Meanwhile on August 24, media widely reported that the Indian government had also launched an investigation into the incident led by the federal Crime Investigation Department (CID). Investigators are reportedly looking to determine whether cause of the fire was electrical or “something else,” as a forensic official told The Economic Times. Investigators have reportedly surveyed CCTV footage, maintenance records, and employee logs, and are collecting statements of survivors and employees.
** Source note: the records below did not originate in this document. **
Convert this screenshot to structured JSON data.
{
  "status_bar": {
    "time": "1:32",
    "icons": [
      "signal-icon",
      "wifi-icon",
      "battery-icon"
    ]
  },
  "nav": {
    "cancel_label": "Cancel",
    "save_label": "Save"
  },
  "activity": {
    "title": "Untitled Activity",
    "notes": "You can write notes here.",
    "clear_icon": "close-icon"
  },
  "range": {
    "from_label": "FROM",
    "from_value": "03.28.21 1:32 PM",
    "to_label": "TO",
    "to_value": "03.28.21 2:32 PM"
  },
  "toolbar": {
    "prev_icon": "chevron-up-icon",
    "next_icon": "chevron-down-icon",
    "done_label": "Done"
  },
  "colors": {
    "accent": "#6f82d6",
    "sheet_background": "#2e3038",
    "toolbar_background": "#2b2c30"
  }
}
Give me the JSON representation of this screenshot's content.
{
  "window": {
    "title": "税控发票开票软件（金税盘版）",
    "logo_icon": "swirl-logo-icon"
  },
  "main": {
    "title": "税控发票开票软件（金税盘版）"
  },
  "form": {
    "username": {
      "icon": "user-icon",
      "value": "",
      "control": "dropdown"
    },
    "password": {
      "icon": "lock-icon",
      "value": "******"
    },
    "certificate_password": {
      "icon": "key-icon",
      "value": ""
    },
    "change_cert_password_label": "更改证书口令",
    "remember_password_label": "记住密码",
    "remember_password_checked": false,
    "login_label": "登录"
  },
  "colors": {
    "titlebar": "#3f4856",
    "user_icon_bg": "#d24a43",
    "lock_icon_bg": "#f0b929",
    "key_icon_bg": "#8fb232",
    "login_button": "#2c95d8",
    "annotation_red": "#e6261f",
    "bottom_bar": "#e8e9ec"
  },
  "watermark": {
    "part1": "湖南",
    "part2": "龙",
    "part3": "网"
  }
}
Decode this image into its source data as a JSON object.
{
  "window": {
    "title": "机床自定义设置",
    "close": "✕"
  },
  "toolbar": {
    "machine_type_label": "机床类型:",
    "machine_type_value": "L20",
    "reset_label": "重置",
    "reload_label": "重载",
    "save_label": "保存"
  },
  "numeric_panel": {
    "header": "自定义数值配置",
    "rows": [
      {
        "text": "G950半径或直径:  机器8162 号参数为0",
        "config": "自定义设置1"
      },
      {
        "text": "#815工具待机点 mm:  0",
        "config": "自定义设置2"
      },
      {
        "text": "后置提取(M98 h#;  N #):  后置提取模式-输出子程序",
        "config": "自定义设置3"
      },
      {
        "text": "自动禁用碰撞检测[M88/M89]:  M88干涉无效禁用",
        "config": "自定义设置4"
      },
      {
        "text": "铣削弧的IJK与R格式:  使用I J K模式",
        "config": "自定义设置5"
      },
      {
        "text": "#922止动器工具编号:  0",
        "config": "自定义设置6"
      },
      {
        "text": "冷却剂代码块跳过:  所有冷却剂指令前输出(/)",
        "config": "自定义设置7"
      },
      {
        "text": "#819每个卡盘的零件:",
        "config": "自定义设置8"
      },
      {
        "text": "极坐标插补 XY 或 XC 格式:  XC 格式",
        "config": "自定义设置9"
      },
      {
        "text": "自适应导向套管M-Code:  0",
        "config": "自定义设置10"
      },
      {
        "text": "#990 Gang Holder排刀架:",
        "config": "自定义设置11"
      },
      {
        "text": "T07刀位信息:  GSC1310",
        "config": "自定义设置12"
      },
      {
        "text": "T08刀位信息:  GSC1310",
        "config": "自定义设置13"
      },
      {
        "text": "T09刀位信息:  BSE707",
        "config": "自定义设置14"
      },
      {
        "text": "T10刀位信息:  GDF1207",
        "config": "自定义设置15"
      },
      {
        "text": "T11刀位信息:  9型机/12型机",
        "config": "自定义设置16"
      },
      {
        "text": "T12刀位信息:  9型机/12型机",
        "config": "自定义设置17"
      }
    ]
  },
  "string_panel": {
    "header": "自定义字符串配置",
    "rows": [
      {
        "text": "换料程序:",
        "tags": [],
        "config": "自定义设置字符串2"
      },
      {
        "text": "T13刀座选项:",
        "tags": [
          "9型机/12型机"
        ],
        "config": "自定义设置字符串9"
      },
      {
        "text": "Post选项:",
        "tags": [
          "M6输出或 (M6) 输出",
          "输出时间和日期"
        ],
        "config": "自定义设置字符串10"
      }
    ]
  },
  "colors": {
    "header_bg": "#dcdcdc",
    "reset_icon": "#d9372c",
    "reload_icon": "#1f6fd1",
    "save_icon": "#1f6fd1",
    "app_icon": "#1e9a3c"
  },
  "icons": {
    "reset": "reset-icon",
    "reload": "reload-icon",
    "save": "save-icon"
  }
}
The incident has also since taken on political weight as a number of high-profile Indian politicians have stepped into the fray. On Monday, A. Revnath Reddy, the working president of the Telangana Congress and a minister of parliament representing Malkajgiri, a suburb in Telangana’s capital Hyderabad, in a letter to Prime Minister Narendra Modi urged an “impartial inquiry.”
Revnath alleged that over the past several years, “multiple red flags were raised about the poor maintenance of accompanying structures, including the structural integrity of the dam itself, on which the plant is built. Concerns were also raised at the 39th meeting of the National Committee on Dam Safety in February 2019 but the State Government of Telangana failed to act.”
More details are certain to emerge over the coming weeks. Telugu news channel HMTV reported that a team of experts, which was finally able to reach the scene of the incident on Monday, are still assessing the damage.
Fire Risks at Hydropower Plants
While widespread safety protocols have generally served to prevent severe incidents, power plant fires are not uncommon. On Monday, for example, fire crews battled a “stubborn” fire on the upper floors of a turbine building at Talen Energy’s 1.7-GW Martins Creek plant in Pennsylvania. The plant, which ceased burning coal 13 years and has since switched to natural gas and oil, experienced a transformer fire in 2016.
The blaze on Monday is believed to have begun when lubricating oil leaked from a turbine. The fire burned through the roof of the facility’s six-story building and required numerous ladder trucks to fight it from above and below. Talen Energy said all employees were evacuated from the plant, and everyone has been accounted for.
As POWER has reported, while hydropower plants face perhaps the lowest fire risk among electric generating facilities, they are not without risk, as history has shown. A fire was complicit, for example, in the cascading events that led to the Russian Sayano-Shushenskaya Hydro Power Plant accident in August 2009, which claimed the lives of 75 workers.
Common hazards at hydropower plants include oil-filled transformers, electrical cables and switchgear, air-cooled generators, and large quantities of combustible hydraulic oil. Common fire hazards include hot work, smoking, general storage, and temporary construction/overhaul materials.